A user journey of a product is more of emotional highs and lows. A great on boarding doesn’t mean your work is done. When users (customer or users) starts using your app, they’re making some kind of investment — maybe time, financial, or the space in their brain filled with your app’s instructions. MilkBasket’s gentle and informative on boarding didn’t mean the user was ready for making purchases.
3/ Try Demo Initiative
which instigates a bird’s eye view of the purchase process of MilkBasket, resulting with the knowledge of the wallet top-up feature.
Remember that time from Spider-Man (2002) when he was just discovering his superpowers and then smashed into a billboard? Well, this is it.
A guided demo is the closest thing to a sales person explaining the virtues, features, and functions of an app to a user.
For us the process of building a seamless checkout was just as important as the registration process; for that, we needed to tweak the payments process. Instead of adding the money to the wallet after the selection of the products, we pushed the users to engrave that trust in us, with their money by wallet top-up (just after the Demo).
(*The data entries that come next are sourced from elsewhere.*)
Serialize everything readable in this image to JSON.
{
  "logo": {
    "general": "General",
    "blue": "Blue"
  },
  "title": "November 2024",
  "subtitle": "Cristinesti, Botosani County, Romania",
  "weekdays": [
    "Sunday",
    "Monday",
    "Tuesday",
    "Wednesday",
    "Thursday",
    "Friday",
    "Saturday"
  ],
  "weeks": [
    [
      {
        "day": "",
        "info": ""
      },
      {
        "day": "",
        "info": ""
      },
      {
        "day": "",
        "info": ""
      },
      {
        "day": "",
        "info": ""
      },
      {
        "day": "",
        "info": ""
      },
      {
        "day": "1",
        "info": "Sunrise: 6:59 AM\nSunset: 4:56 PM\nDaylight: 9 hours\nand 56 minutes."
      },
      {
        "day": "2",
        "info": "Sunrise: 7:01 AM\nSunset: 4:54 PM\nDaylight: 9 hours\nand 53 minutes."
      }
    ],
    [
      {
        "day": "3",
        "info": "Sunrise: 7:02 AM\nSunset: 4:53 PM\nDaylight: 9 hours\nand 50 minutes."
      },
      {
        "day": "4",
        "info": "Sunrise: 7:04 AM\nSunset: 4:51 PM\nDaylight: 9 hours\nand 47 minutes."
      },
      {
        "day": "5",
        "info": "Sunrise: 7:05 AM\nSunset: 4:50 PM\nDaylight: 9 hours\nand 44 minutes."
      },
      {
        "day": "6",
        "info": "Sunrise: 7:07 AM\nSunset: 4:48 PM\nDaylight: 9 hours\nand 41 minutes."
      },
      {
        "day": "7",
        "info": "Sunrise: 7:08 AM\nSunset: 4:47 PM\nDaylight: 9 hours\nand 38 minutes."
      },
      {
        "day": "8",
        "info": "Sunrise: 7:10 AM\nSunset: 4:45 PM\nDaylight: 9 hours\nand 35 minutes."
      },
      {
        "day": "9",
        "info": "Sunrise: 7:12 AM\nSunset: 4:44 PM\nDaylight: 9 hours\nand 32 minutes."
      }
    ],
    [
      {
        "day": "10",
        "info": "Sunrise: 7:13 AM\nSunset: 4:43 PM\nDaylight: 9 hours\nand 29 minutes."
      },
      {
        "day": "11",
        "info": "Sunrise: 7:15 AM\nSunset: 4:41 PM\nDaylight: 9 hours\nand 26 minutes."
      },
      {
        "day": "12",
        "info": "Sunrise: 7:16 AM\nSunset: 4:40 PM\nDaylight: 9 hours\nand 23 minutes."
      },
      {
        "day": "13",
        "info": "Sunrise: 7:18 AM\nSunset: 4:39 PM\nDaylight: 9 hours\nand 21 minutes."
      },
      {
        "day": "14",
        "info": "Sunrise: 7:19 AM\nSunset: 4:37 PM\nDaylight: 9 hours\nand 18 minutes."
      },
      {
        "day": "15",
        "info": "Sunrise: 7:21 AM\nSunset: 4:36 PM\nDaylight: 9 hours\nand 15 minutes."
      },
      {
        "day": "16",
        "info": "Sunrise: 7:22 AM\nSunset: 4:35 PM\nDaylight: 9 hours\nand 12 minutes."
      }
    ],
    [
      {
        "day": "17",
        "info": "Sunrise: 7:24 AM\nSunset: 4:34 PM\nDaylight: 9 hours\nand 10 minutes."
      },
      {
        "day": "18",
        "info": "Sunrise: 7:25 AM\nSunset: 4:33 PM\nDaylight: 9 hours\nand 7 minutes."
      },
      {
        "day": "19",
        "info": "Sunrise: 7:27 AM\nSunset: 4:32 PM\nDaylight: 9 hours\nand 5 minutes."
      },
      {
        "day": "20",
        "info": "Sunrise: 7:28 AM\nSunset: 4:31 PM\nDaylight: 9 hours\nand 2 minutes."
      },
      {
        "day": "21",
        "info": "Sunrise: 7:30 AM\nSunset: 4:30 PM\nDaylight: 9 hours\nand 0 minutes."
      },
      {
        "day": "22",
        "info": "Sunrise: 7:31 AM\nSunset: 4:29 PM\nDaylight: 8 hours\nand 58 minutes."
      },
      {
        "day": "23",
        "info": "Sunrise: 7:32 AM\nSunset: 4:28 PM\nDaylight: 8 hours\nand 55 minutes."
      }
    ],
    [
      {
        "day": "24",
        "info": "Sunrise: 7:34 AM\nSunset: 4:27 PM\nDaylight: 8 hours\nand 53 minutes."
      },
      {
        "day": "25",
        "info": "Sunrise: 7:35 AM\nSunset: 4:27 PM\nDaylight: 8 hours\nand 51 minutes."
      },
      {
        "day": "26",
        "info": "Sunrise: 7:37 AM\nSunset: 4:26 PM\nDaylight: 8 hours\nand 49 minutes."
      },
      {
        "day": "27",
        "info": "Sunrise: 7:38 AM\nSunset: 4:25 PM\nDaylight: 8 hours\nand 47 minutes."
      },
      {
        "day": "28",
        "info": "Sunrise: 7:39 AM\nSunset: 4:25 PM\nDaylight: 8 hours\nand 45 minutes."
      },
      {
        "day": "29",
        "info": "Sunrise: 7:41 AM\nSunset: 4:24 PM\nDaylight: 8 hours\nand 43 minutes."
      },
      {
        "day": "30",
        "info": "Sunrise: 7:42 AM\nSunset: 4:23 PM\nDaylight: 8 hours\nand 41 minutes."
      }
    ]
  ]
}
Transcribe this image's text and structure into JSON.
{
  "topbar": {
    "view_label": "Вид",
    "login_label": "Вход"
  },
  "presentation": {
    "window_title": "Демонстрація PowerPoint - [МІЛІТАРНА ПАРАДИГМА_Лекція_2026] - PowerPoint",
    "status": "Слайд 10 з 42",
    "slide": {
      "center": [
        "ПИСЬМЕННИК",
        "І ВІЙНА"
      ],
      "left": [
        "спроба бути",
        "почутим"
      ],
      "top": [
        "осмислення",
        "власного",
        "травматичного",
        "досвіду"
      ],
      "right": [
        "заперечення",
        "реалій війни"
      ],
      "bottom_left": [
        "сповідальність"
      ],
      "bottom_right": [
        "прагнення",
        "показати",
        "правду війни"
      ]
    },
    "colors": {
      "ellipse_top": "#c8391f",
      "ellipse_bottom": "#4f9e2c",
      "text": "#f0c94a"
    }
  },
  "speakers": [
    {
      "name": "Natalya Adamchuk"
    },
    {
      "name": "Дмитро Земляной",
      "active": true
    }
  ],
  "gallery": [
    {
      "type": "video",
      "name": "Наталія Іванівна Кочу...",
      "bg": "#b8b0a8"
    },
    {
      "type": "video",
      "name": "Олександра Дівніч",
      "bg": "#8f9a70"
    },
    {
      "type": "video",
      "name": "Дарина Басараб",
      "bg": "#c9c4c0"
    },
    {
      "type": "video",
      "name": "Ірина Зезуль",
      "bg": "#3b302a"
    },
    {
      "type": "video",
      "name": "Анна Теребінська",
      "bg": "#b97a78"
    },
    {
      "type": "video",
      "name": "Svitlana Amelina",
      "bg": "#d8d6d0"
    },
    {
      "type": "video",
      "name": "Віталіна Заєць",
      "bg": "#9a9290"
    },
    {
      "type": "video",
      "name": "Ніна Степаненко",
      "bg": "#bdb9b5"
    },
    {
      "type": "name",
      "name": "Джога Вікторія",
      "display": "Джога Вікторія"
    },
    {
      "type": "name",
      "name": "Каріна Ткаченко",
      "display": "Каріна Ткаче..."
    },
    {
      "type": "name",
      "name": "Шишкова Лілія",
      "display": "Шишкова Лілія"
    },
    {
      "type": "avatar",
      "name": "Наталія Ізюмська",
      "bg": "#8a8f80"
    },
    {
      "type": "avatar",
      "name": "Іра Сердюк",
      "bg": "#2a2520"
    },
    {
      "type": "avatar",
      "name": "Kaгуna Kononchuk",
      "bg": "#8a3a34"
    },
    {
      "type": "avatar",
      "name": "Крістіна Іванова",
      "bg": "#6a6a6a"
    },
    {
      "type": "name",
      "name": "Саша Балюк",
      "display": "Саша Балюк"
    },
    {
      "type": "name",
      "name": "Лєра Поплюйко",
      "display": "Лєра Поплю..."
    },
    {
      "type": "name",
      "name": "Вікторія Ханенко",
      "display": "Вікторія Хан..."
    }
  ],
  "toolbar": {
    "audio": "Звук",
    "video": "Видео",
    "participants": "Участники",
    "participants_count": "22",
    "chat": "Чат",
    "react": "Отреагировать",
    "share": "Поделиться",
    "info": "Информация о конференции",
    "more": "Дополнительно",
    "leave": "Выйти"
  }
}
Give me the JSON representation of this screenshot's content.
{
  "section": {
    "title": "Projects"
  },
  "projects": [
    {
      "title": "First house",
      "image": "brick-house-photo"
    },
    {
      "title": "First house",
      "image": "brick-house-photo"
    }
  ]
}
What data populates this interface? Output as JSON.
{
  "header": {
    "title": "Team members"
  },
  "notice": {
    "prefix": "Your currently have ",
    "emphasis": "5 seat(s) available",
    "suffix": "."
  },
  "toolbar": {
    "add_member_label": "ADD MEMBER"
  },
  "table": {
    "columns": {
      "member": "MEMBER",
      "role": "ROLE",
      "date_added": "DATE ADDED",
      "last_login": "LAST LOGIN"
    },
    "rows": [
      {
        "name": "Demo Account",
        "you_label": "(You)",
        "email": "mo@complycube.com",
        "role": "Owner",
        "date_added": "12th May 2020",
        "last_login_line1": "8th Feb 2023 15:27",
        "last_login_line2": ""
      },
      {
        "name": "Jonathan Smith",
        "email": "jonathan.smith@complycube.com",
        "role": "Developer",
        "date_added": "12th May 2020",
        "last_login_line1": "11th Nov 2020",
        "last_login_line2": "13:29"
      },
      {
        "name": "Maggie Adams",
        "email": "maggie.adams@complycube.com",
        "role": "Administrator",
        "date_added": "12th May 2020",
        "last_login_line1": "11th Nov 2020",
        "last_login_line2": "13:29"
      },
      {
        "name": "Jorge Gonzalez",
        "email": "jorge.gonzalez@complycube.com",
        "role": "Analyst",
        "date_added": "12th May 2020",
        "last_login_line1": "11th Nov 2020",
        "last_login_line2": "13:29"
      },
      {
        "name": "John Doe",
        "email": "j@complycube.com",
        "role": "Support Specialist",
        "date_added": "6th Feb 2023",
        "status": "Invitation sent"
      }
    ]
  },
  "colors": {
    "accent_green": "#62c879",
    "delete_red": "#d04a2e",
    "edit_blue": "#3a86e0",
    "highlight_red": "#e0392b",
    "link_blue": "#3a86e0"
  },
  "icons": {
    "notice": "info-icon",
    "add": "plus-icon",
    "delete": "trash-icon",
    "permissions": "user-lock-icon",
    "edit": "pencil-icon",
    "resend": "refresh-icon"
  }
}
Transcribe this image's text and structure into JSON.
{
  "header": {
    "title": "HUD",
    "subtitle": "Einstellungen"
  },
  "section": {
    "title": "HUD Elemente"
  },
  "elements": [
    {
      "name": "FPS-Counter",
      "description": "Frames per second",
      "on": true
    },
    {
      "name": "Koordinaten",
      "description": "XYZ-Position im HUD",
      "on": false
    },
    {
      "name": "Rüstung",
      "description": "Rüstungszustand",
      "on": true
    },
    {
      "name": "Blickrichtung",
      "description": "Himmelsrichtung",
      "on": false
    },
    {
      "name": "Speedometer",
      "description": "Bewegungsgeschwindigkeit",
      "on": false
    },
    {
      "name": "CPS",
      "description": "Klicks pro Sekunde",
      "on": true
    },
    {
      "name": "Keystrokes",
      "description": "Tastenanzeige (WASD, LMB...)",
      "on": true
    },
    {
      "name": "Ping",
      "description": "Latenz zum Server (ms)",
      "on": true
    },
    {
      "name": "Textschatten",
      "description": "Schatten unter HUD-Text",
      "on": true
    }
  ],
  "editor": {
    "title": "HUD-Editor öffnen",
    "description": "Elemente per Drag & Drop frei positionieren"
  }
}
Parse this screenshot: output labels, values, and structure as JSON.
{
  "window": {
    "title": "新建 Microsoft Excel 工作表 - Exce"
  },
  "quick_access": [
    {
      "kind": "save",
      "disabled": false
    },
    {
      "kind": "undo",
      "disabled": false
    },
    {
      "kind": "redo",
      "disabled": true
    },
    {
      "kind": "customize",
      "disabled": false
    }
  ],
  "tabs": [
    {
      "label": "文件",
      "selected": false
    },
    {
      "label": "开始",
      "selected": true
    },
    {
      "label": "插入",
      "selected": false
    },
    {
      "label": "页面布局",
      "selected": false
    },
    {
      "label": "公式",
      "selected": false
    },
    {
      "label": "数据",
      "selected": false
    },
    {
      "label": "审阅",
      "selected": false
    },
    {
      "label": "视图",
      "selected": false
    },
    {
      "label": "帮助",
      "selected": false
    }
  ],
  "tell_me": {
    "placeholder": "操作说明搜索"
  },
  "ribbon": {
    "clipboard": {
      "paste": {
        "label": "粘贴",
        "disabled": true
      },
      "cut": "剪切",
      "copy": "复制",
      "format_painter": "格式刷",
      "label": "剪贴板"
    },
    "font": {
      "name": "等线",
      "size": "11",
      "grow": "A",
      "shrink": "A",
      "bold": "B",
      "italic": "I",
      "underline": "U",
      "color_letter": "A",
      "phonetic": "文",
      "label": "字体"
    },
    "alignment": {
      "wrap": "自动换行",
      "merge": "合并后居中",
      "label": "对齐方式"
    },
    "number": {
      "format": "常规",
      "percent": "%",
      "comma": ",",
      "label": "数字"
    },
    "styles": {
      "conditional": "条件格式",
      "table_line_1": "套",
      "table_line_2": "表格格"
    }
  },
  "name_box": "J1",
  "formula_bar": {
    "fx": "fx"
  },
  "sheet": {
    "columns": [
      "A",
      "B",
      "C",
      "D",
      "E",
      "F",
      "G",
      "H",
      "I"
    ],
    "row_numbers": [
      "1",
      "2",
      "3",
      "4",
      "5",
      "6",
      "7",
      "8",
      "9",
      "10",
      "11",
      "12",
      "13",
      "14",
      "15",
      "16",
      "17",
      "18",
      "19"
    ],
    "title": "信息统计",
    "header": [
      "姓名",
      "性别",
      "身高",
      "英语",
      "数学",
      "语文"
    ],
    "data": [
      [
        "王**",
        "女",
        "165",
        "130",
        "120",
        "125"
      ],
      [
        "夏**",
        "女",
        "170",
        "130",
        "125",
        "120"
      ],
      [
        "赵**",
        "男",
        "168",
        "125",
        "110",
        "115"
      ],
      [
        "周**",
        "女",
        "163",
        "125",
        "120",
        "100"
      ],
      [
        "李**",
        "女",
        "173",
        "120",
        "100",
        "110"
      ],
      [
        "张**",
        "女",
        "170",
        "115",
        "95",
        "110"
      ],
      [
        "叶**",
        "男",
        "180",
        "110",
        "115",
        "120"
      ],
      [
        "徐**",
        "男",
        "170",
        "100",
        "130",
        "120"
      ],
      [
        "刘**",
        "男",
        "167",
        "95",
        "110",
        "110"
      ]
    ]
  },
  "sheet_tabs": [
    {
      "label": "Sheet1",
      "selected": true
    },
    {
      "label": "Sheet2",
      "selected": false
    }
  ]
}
Pushing the users to add money to their wallet up-front would enable them to:
- Friction-less checkout since there is no need to add payment details after every checkout
- Depend highly on MilkBasket’s subscription-based model
- Forget the hassle of early morning payments
Keep Them Coming Back
While we are done with the crucial part of getting the customers to solve a real problem, unfortunately, you can’t stop there. We have to make sure that users know everything about the super power they possess.
To keep your users coming back, you have to show them how else can your product make their lives better.
Hope you found this article helpful.
We’ll be back to talk more about the insights — understand what benchmarks or KPIs are set, in order to evaluate the success and capture the expectations of this redesign.